Commonly called Eskimo, the Inuit people live in the Arctic regions of Alaska, Canada, Siberia and Denmark. In Inuktitut language, Inuit means "the people." Modern Inuit mostly live in small, prefabricated wooden homes, but in the past there were a few types of homes they would build. These homes varied by region, and the materials available to them, but mostly consisted of four main types.
In the winter, the Inuit would build igloos. Using long knives, they would chop hard blocks out of packed snow. They would build a circular-shaped home from the snow bricks. A sheet of ice would act as a window to let in natural light. A man could usually build an igloo in one hour. A seal oil lamp provided illumination during the evening. The people slept on blocks of snow covered with animal skins. As the igloo melted in the spring, the family would pack up and move into a tent.
Some of the Inuit people, such as the Siberian Inuit, lived in areas that were so cold there was very little snow. If they didn't have enough snow to make igloos, they might make a frame of whale ribs. If they could find drift wood, they might use that to make a sturdy frame. The people would cover the frame with whatever earth or turf was available in the region.
In the summer, the Inuit made a tent from animal bones or wood. They covered it with animal skins and used sinew to keep the animal skins on the frame. Sinew is a strong fibrous muscle that was taken from animals and can be used as a strong string. This would be their summer home. Family is important to the Inuit, so they might make their tents close together, so extended family members would be available to each other.

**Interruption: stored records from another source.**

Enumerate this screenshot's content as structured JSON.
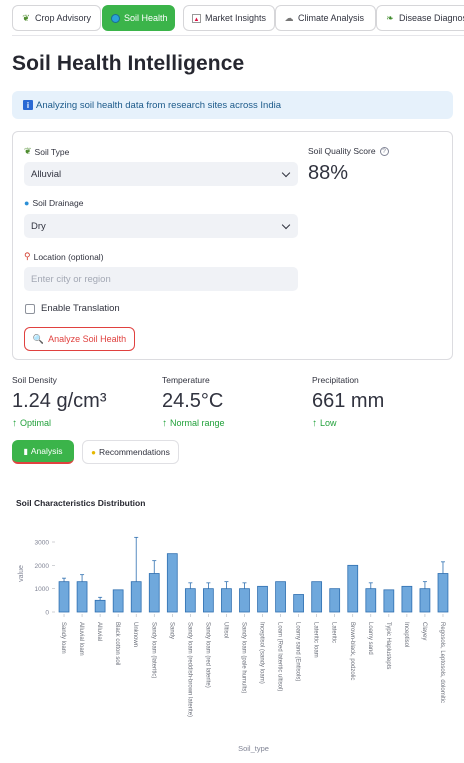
{
  "tabs": [
    {
      "label": "Crop Advisory",
      "icon": "seedling-icon",
      "active": false
    },
    {
      "label": "Soil Health",
      "icon": "globe-icon",
      "active": true
    },
    {
      "label": "Market Insights",
      "icon": "chart-icon",
      "active": false
    },
    {
      "label": "Climate Analysis",
      "icon": "cloud-icon",
      "active": false
    },
    {
      "label": "Disease Diagnosis",
      "icon": "leaf-icon",
      "active": false
    }
  ],
  "page_title": "Soil Health Intelligence",
  "info_message": "Analyzing soil health data from research sites across India",
  "form": {
    "soil_type_label": "Soil Type",
    "soil_type_value": "Alluvial",
    "soil_drainage_label": "Soil Drainage",
    "soil_drainage_value": "Dry",
    "location_label": "Location (optional)",
    "location_placeholder": "Enter city or region",
    "translation_label": "Enable Translation",
    "analyze_button": "Analyze Soil Health",
    "quality_label": "Soil Quality Score",
    "quality_value": "88%"
  },
  "metrics": [
    {
      "label": "Soil Density",
      "value": "1.24 g/cm³",
      "delta": "Optimal"
    },
    {
      "label": "Temperature",
      "value": "24.5°C",
      "delta": "Normal range"
    },
    {
      "label": "Precipitation",
      "value": "661 mm",
      "delta": "Low"
    }
  ],
  "subtabs": {
    "analysis": "Analysis",
    "recommendations": "Recommendations"
  },
  "chart_title": "Soil Characteristics Distribution",
  "colors": {
    "accent_green": "#3bb44a",
    "danger_red": "#e0413f",
    "delta_green": "#21a13a",
    "bar_fill": "#6fa8dc",
    "bar_stroke": "#2f6fb0"
  },
  "chart_data": {
    "type": "bar",
    "xlabel": "Soil_type",
    "ylabel": "value",
    "ylim": [
      0,
      3300
    ],
    "yticks": [
      0,
      1000,
      2000,
      3000
    ],
    "categories": [
      "Sandy loam",
      "Alluvial loam",
      "Alluvial",
      "Black cotton soil",
      "Unknown",
      "Sandy loam (lateritic)",
      "Sandy",
      "Sandy loam (reddish-brown laterite)",
      "Sandy loam (red laterite)",
      "Ultisol",
      "Sandy loam (pale humults)",
      "Inceptisol (sandy loam)",
      "Loam (Red lateritic ultisol)",
      "Loamy sand (Entisols)",
      "Lateritic loam",
      "Lateritic",
      "Brown-black, podzolic",
      "Loamy sand",
      "Typic Haplustepts",
      "Inceptisol",
      "Clayey",
      "Regosols, Leptosols, dolomitic"
    ],
    "values": [
      1300,
      1300,
      500,
      950,
      1300,
      1650,
      2500,
      1000,
      1000,
      1000,
      1000,
      1100,
      1300,
      750,
      1300,
      1000,
      2000,
      1000,
      950,
      1100,
      1000,
      1650
    ],
    "errors": [
      150,
      300,
      130,
      0,
      1900,
      550,
      0,
      250,
      250,
      300,
      250,
      0,
      0,
      0,
      0,
      0,
      0,
      250,
      0,
      0,
      300,
      500
    ]
  }
}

Some Inuit families in Greenland built permanent homes made from stone and sod where they hunkered down for the long, dark winter. A common house that the whole village of about 50 people used was called kashim or karigi. Here the community would gather for dancing, wrestling, games and storytelling.